It had been a sad day at the Hill-top. Early in the morning Hansel, with a dozen other young fellows of the neighborhood, had marched away to the music of fife and drum, and there was no knowing when they would come back again. A dismal whitish fog had been hovering about the fields all day long, but had changed toward evening into a fine drizzling rain,—one of those slow, hopeless rains that seem to have no beginning and no end. Old Mother Uberta, who, although she pretended to be greatly displeased at Ilka’s matrimonial choice, persisted in holding her responsible for all her lover’s follies, had been going about the house grumbling and scolding since the early dawn.
“Humph,” said Mother Uberta, as she lighted a pine-knot and stuck it into a crack in the wall (for it was already dark, and candles were expensive), “it is a great sin and shame—the lad is neither crooked nor misshapen—the Lord has done well enough by him, Heaven knows; and yet never a stroke of work has he done since his poor father went out of the world as naked as he came into it. A shiftless, fiddling, and galavanting set they have always been, and me then as has only this one lass, givin’ her away, with my eyes wide open, into misery.”
Ilka, who was sitting before the open fire-place mingling her furtive tears with the wool she was carding, here broke into a loud sob, and hid her face in her hands.
“You always say mean things to me, mother, when Hansel is away,” sobbed she, “but when he is here, you let on as if you liked him ever so much.”
The mother recognized this as a home-thrust, and wisely kept silent. She wet her finger-tips, twirled the thread, stopped the wheel, inspected some point in its mechanism with a scowl of intense preoccupation, and then spun on again with a severe concentration of interest as if lovers were of small consequence compared to spinning-wheels.
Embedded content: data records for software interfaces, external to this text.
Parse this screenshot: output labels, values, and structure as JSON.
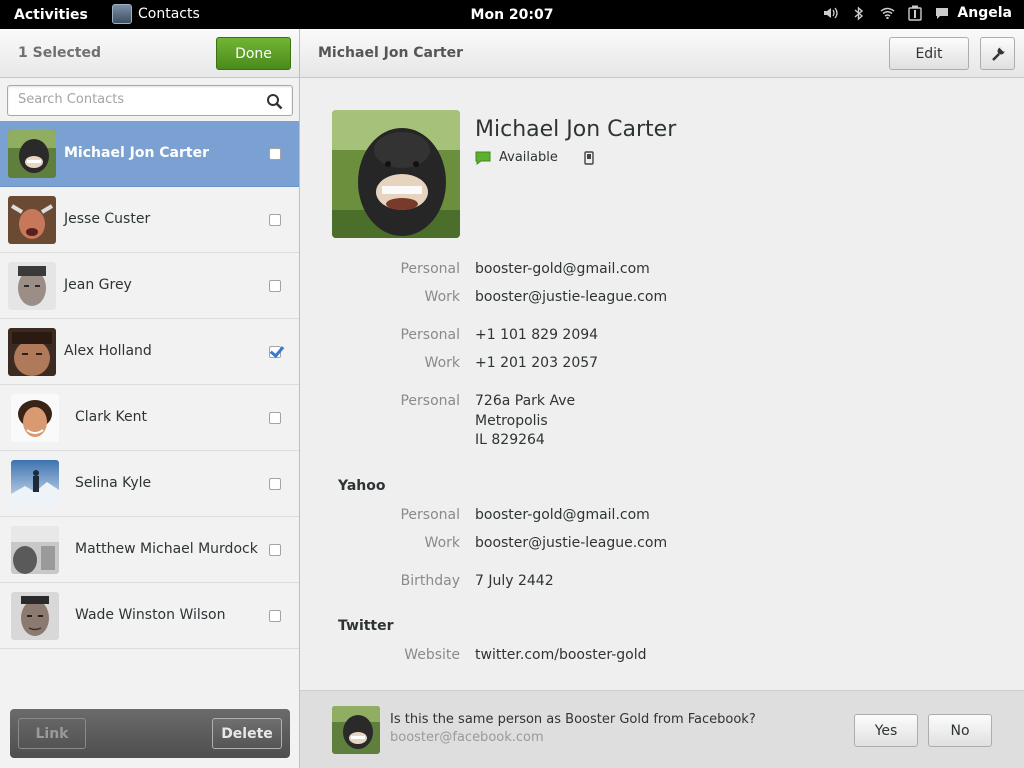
{
  "topbar": {
    "activities": "Activities",
    "app_name": "Contacts",
    "clock": "Mon 20:07",
    "user": "Angela",
    "tray_icons": [
      "volume-icon",
      "bluetooth-icon",
      "wifi-icon",
      "battery-icon",
      "chat-icon"
    ]
  },
  "left": {
    "selected_count": "1 Selected",
    "done_label": "Done",
    "search_placeholder": "Search Contacts",
    "contacts": [
      {
        "name": "Michael Jon Carter",
        "selected": true,
        "checked": false
      },
      {
        "name": "Jesse Custer",
        "selected": false,
        "checked": false
      },
      {
        "name": "Jean Grey",
        "selected": false,
        "checked": false
      },
      {
        "name": "Alex Holland",
        "selected": false,
        "checked": true
      },
      {
        "name": "Clark Kent",
        "selected": false,
        "checked": false
      },
      {
        "name": "Selina Kyle",
        "selected": false,
        "checked": false
      },
      {
        "name": "Matthew Michael Murdock",
        "selected": false,
        "checked": false
      },
      {
        "name": "Wade Winston Wilson",
        "selected": false,
        "checked": false
      }
    ],
    "link_label": "Link",
    "delete_label": "Delete"
  },
  "right": {
    "header_title": "Michael Jon Carter",
    "edit_label": "Edit",
    "contact": {
      "full_name": "Michael Jon Carter",
      "status": "Available",
      "emails": [
        {
          "label": "Personal",
          "value": "booster-gold@gmail.com"
        },
        {
          "label": "Work",
          "value": "booster@justie-league.com"
        }
      ],
      "phones": [
        {
          "label": "Personal",
          "value": "+1 101 829 2094"
        },
        {
          "label": "Work",
          "value": "+1 201 203 2057"
        }
      ],
      "address": {
        "label": "Personal",
        "line1": "726a Park Ave",
        "line2": "Metropolis",
        "line3": "IL 829264"
      },
      "yahoo": {
        "title": "Yahoo",
        "emails": [
          {
            "label": "Personal",
            "value": "booster-gold@gmail.com"
          },
          {
            "label": "Work",
            "value": "booster@justie-league.com"
          }
        ],
        "birthday_label": "Birthday",
        "birthday": "7 July 2442"
      },
      "twitter": {
        "title": "Twitter",
        "website_label": "Website",
        "website": "twitter.com/booster-gold"
      }
    },
    "link_suggestion": {
      "question": "Is this the same person as Booster Gold from Facebook?",
      "email": "booster@facebook.com",
      "yes_label": "Yes",
      "no_label": "No"
    }
  },
  "colors": {
    "selected_row": "#7aa1d2",
    "done_green": "#5a9e24",
    "topbar": "#000000"
  }
}
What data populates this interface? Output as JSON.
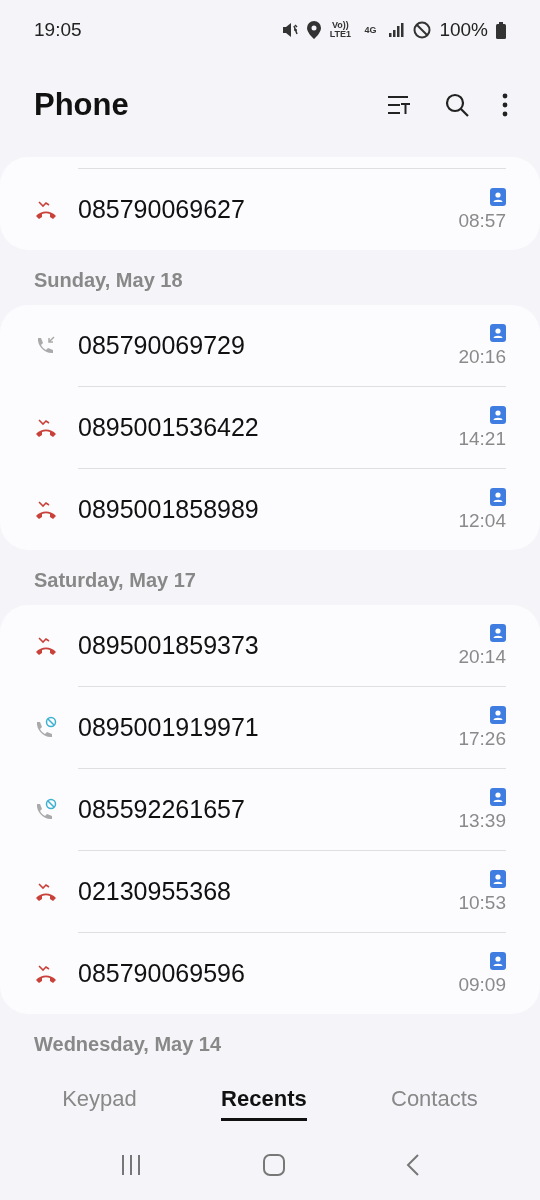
{
  "status_bar": {
    "time": "19:05",
    "volte": "Vo)) LTE1",
    "network": "4G",
    "battery": "100%"
  },
  "header": {
    "title": "Phone"
  },
  "groups": [
    {
      "calls": [
        {
          "number": "085790069627",
          "time": "08:57",
          "kind": "missed"
        }
      ]
    },
    {
      "date": "Sunday, May 18",
      "calls": [
        {
          "number": "085790069729",
          "time": "20:16",
          "kind": "incoming"
        },
        {
          "number": "0895001536422",
          "time": "14:21",
          "kind": "missed"
        },
        {
          "number": "0895001858989",
          "time": "12:04",
          "kind": "missed"
        }
      ]
    },
    {
      "date": "Saturday, May 17",
      "calls": [
        {
          "number": "0895001859373",
          "time": "20:14",
          "kind": "missed"
        },
        {
          "number": "0895001919971",
          "time": "17:26",
          "kind": "blocked"
        },
        {
          "number": "085592261657",
          "time": "13:39",
          "kind": "blocked"
        },
        {
          "number": "02130955368",
          "time": "10:53",
          "kind": "missed"
        },
        {
          "number": "085790069596",
          "time": "09:09",
          "kind": "missed"
        }
      ]
    },
    {
      "date": "Wednesday, May 14"
    }
  ],
  "tabs": [
    {
      "label": "Keypad",
      "selected": false
    },
    {
      "label": "Recents",
      "selected": true
    },
    {
      "label": "Contacts",
      "selected": false
    }
  ]
}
Mother Uberta was a tall, stately woman of fifty, with a comely wrinkled face, and large, well-modelled features. You saw at once that life was a serious business to her, and that she gave herself no quarter.